The difference between a home equity loan and a home equity line of credit (HELOC) might sound complicated but it’s actually quite simple. A loan is a fixed amount of money in one lump sum paid upfront. You’ll start paying interest on the loan the moment you take it out. The reason why I always suggest use a home equity line of credit (HELOC) instead is that you only pay interest on the funds you use as you use them. This can make a big difference when it comes to purchasing a pre-construction condo with borrowed funds. Unlike re-sale where you put down a 20% down payment upfront, pre-construction is paid in installments – typically 15% in three installments over the first year with the final 5% paid approximately 4 years later upon completion.

Now that we’ve broken down how you can benefit when you borrow money and leverage a property instead of paying cash down, download our Guide To Investing In Pre-Construction Real Estate. Let us show you how coupling our leveraging strategy with our Platinum Pre-Construction Investments will maximize your return on investment.

Finding the Best Condo Investment in Toronto

Traditionally over the last 15 years, the majority of people who have invested in pre-construction Toronto condos have made a lot of money doing so. The ability to leverage a small amount of money over a longer period of time has proven to be a successful investment strategy and we’ve been conditioned to believe that this is the best way to make a great return. But the real estate market is exactly that — a market. And the market is changing every day.

If you are interested in using equity to buy another home in Canada, read our latest post: Finding The Best Condo Investment In Toronto.

RELATED: A guide on how you can enter Toronto real estate market with $100K

Disclaimer: It’s important to note this is a financing tool to get ahead faster. This is not a suggestion to take out all of the available debt to you and spend it on a whim.
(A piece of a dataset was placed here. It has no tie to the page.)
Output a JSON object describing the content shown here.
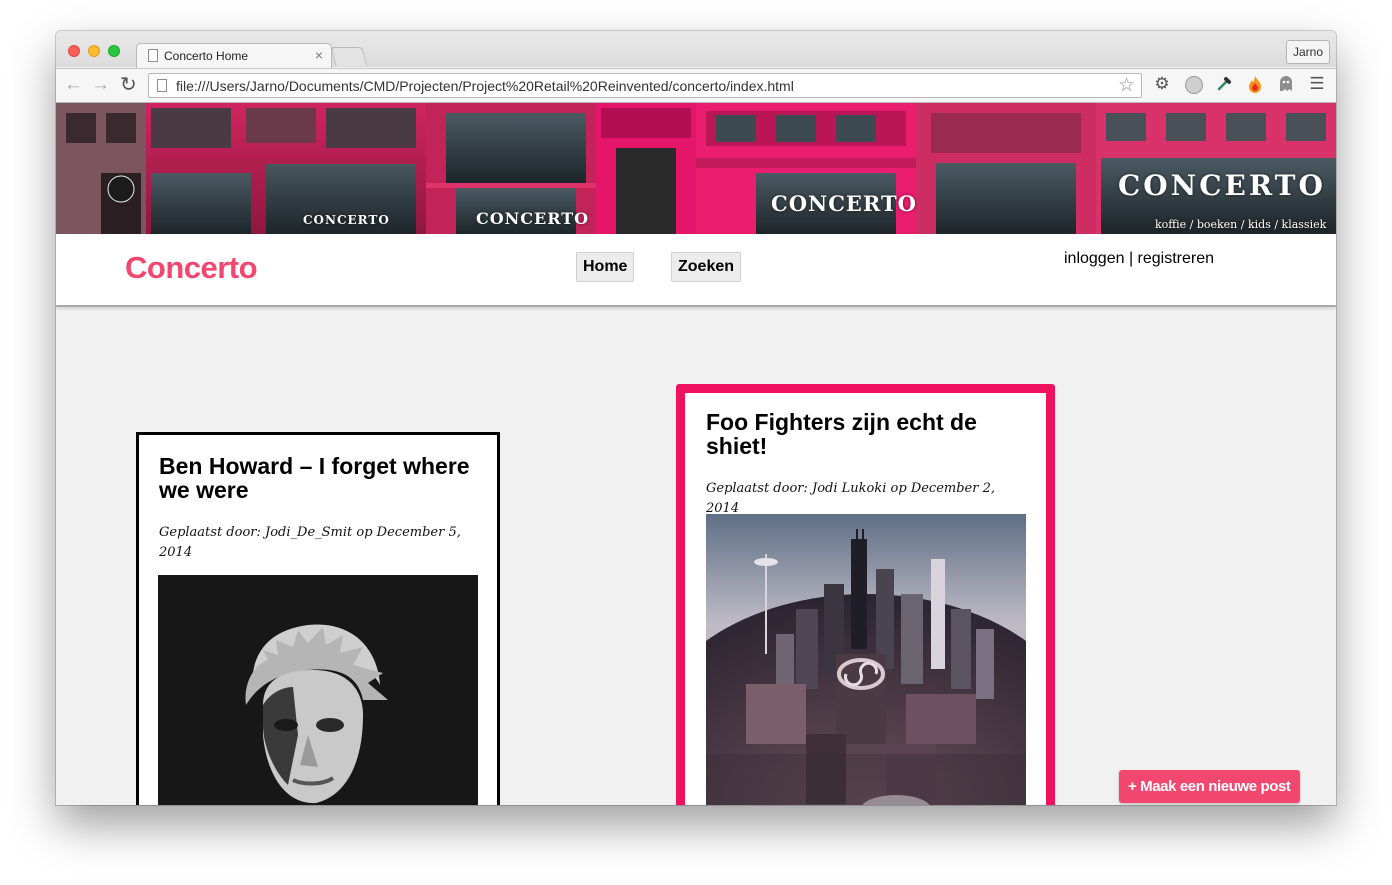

You must budget correctly otherwise you can get yourself into trouble.


Get the hottest pre-construction investment opportunities right to your inbox.